Stanek went to hospital officials, telling them of what was going on and the hospital officials told Stanek that the induced labor abortions would continue. When Stanek was told this, she decided to go public about everything, exposing the truth and testifying before the U.S. House Committee, as a supporter of passing BAIPA (the Born Alive Infant Protection Act.) When Christ Hospital found out about her outspokenness regarding the subject of the controversial live abortions they were performing on babies that could very well survive if given medical attention, Stanek was fired. Stanek was quite obviously unhappy with her work environment, and the morals of her employer’s organization were quite obviously in severe discord with her own, and all of these factors led to her involuntary resignation. The organization, Christ Hospital, obviously did not agree with her values, or her right to speak out against the organization, and Stanek obviously did not agree with the practices of her hiring organization or she wouldn’t have spoken out against them and testified before the U.S. House in regards to the barbaric practices occurring at Christ Hospital against defenseless, premature babies. Stanek was quite obviously unhappy with the practices that her employing organization was participating in, which had to have affected her job satisfaction, and happiness with her employer, eventually culminating to her termination.
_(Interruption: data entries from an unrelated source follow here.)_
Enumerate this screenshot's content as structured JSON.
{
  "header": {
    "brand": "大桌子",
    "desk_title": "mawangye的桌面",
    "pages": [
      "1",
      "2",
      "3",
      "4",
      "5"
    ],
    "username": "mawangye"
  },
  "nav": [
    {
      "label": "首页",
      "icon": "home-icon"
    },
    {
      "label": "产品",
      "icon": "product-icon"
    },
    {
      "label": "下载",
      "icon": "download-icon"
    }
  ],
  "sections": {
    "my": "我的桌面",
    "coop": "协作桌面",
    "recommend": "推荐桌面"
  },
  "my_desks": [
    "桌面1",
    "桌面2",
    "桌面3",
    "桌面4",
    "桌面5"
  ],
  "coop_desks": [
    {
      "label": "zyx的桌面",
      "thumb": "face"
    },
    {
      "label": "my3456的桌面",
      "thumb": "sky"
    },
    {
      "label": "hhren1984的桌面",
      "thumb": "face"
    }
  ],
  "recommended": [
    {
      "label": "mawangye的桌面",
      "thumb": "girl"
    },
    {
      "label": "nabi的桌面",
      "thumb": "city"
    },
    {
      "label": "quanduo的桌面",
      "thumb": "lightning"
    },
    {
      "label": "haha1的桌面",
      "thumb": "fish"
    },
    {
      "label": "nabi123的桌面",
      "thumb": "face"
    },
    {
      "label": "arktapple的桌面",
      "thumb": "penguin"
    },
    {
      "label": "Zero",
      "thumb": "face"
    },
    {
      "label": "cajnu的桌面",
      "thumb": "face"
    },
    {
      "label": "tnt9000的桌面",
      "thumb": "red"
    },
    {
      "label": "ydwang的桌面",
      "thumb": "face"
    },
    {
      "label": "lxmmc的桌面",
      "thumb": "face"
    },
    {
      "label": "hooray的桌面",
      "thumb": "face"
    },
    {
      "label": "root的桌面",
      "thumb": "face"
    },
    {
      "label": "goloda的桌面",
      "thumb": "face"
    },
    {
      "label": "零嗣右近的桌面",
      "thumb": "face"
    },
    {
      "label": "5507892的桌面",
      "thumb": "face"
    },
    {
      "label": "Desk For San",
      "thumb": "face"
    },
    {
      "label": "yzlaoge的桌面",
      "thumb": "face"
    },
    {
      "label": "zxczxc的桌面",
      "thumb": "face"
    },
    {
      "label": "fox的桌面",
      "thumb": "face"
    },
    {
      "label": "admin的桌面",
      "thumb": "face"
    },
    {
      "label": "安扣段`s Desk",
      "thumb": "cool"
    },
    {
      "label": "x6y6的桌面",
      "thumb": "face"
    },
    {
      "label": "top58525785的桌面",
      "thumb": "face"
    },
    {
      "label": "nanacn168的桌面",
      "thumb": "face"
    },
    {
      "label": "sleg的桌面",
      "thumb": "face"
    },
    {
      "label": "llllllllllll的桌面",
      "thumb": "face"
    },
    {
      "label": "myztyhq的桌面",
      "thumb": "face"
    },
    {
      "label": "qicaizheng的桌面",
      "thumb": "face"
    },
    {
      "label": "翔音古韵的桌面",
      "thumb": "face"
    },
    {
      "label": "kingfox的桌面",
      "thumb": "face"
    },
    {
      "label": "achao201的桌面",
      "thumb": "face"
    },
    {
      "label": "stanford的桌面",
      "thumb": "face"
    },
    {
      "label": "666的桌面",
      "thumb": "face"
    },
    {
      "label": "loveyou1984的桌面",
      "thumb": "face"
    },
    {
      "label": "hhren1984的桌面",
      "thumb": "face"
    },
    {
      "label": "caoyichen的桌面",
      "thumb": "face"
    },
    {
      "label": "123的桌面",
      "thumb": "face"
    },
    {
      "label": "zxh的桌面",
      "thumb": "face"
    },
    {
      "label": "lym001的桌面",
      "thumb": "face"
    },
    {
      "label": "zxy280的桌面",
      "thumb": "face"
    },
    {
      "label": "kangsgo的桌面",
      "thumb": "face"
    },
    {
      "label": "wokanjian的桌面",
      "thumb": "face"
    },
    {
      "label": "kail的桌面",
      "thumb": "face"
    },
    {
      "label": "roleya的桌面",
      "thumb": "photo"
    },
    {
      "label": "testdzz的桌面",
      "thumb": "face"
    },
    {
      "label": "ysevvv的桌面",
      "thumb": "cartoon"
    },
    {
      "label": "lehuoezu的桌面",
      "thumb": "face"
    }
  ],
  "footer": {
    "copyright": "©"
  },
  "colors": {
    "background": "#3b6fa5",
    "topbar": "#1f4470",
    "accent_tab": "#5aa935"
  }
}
These examples make it quite clear how values that are in unison and agreement with an individual employee’s values can strengthen the bonds that the individual has with their employing organization. This agreement can raise the individuals opinion of the organization, and increase the employee’s level of job satisfaction when they know that the organization they are part of supports something they believe in. Just as having similar beliefs can strengthen bonds, and improve job satisfaction, when an organization’s actions conflict with an individuals personal values, it can have very negative effects on the employee’s opinion of the organization, and drastically lower the employee’s level of job satisfaction. This decrease in job satisfaction, and loss of respect for the employing organization can lead to withdrawal behaviors, and eventually culminate and escalate to the point of resignation, whether voluntary or involuntary. Some differences in values may be considered more important or less important than others. The level at which an individual ranks a value can affect how much of an impact a conflict of values between the individual and the organization’s practices can have on the individual’s job satisfaction and happiness with their employer. When the particular value is ranked lower, the impact tends to be less, however, if the particular value is ranked very highly to the individual the affect a conflict in values can have on the individuals job satisfaction and happiness with their employers can be severely and drastically affected.
Colquitt, Jason A.. Organizational behavior: improving performance and commitment in the workplace. Boston: McGraw-Hill Irwin, 2009. Print.